“It doesn’t give me much confidence about the ingredient quality,” Hanczor said of the price of Popeyes’ sandwich. “The price doesn’t seem to suggest that they could possibly be sourcing chicken you could consider remotely humanely raised.”
On Twitter, Robicelli’s thread resonated with many who shared their concern and support for Farmer, while some called for accessible dialysis care.
This is a tragedy, and I extend my thoughts to you, his family and those who loved him/ will miss him. What could have been done/ happened to prevent this loss?
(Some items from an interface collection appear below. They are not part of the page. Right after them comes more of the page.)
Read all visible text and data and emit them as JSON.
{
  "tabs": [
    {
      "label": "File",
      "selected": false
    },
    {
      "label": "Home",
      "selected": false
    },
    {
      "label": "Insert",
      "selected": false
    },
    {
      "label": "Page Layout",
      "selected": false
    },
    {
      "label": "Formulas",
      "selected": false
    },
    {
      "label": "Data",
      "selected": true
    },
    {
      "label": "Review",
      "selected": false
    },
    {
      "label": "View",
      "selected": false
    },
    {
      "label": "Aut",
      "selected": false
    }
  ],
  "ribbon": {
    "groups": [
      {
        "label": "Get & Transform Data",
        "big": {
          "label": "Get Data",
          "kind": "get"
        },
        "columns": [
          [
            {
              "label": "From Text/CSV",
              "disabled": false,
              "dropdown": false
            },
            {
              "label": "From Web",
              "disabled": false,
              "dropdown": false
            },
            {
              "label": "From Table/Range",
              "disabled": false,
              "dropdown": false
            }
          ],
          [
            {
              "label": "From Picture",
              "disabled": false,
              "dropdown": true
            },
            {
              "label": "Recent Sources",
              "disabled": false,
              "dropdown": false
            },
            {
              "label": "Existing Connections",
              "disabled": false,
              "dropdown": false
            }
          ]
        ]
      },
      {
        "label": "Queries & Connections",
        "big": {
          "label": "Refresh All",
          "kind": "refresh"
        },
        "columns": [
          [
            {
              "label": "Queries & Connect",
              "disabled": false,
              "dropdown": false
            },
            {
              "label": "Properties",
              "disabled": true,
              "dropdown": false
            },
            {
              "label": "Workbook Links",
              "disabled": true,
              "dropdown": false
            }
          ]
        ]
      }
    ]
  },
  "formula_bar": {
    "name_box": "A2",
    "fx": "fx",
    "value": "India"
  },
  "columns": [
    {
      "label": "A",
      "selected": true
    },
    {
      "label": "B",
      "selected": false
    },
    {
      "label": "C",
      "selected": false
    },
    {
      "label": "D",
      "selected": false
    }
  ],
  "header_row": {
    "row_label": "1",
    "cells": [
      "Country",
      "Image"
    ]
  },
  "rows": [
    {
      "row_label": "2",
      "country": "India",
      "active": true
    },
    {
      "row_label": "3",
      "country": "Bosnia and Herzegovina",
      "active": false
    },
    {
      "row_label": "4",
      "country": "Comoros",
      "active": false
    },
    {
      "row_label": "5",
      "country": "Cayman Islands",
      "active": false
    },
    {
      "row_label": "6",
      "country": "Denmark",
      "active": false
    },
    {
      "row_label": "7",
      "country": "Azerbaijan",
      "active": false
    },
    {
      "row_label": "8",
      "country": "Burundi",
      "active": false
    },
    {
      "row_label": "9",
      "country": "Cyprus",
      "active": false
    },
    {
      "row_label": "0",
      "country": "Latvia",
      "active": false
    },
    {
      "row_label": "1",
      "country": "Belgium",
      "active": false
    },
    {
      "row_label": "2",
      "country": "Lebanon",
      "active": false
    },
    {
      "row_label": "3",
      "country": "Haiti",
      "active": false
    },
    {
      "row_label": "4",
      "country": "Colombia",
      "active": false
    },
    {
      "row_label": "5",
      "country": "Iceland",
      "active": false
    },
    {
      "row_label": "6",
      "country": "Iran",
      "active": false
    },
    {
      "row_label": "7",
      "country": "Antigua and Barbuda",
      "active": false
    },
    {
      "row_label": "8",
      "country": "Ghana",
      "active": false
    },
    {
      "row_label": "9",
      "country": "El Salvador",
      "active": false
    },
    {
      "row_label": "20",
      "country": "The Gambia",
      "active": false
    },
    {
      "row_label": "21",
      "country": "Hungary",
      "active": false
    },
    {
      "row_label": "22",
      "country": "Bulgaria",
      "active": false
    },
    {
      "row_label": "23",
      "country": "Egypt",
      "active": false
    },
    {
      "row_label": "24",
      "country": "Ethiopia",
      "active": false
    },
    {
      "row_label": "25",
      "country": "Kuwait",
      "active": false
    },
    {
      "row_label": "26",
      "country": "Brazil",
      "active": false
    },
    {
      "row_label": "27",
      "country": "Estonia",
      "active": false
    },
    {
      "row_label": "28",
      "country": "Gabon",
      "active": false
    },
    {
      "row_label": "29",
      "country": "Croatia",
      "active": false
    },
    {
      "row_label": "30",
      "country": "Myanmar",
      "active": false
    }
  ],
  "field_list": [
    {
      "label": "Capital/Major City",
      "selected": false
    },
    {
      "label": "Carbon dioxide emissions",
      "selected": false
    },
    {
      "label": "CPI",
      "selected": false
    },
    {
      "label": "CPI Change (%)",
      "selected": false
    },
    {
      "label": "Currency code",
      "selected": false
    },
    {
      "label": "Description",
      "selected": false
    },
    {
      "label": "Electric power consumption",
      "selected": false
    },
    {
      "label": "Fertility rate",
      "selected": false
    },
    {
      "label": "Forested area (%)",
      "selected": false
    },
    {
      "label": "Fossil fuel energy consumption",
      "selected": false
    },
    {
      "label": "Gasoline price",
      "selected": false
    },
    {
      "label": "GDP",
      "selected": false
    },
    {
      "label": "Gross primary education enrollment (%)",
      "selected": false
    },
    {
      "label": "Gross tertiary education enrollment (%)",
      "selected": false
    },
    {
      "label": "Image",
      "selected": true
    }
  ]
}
What is it??? Let's send it up the flag pole and see who salutes.— Steven Mincheff (@SMincheff) August 24, 2019
This is why we need to get more ppl on home dialysis! In-center takes away your oppty to choose your own schedule around work, & home D keeps you healthier. I’m truly sorry for loss of yr friend & grieve w/you. Tragic loss. Seen it too often.— Wannabe Race Traitor (@KitsapRiver) August 25, 2019
Agree but this case was more about the way our system treats workers. He had insurance but as an hourly worker he couldn't take the time (many hours/day, 3 days/week). Dialysis centers could do more to provide care for workers like this young man.— True Blue Patriot (@ketagoesglobal) August 25, 2019
It's sad to think that Star Bu cks, who claims they are compassionate, would put their workers in such a difficult position as to choose taking time off for legit life or death medical reasons and losing critical pay and having enough for a roof over their head & just enough food— Miss Melody (@Risque_Melody) August 25, 2019
Update 9:26am CT, Aug. 27: A Starbucks spokesperson told the Daily Dot that “store partners (employees) were heartbroken to learn of James’ passing.”
“Our local team has stayed in close contact with James’ family and supporting them with their grieving and healing process,” the spokesperson said.
Starbucks said it offers healthcare coverage to its baristas in the U.S. who work an average of at least 20 hours per week. All eligible employees also accrue one hour of paid time off for sick days for every 30 hours worked.
Update 1:30pm CT, Aug. 27: Starbucks said its employees are paid at or above minimum wage in every region, including in Baltimore.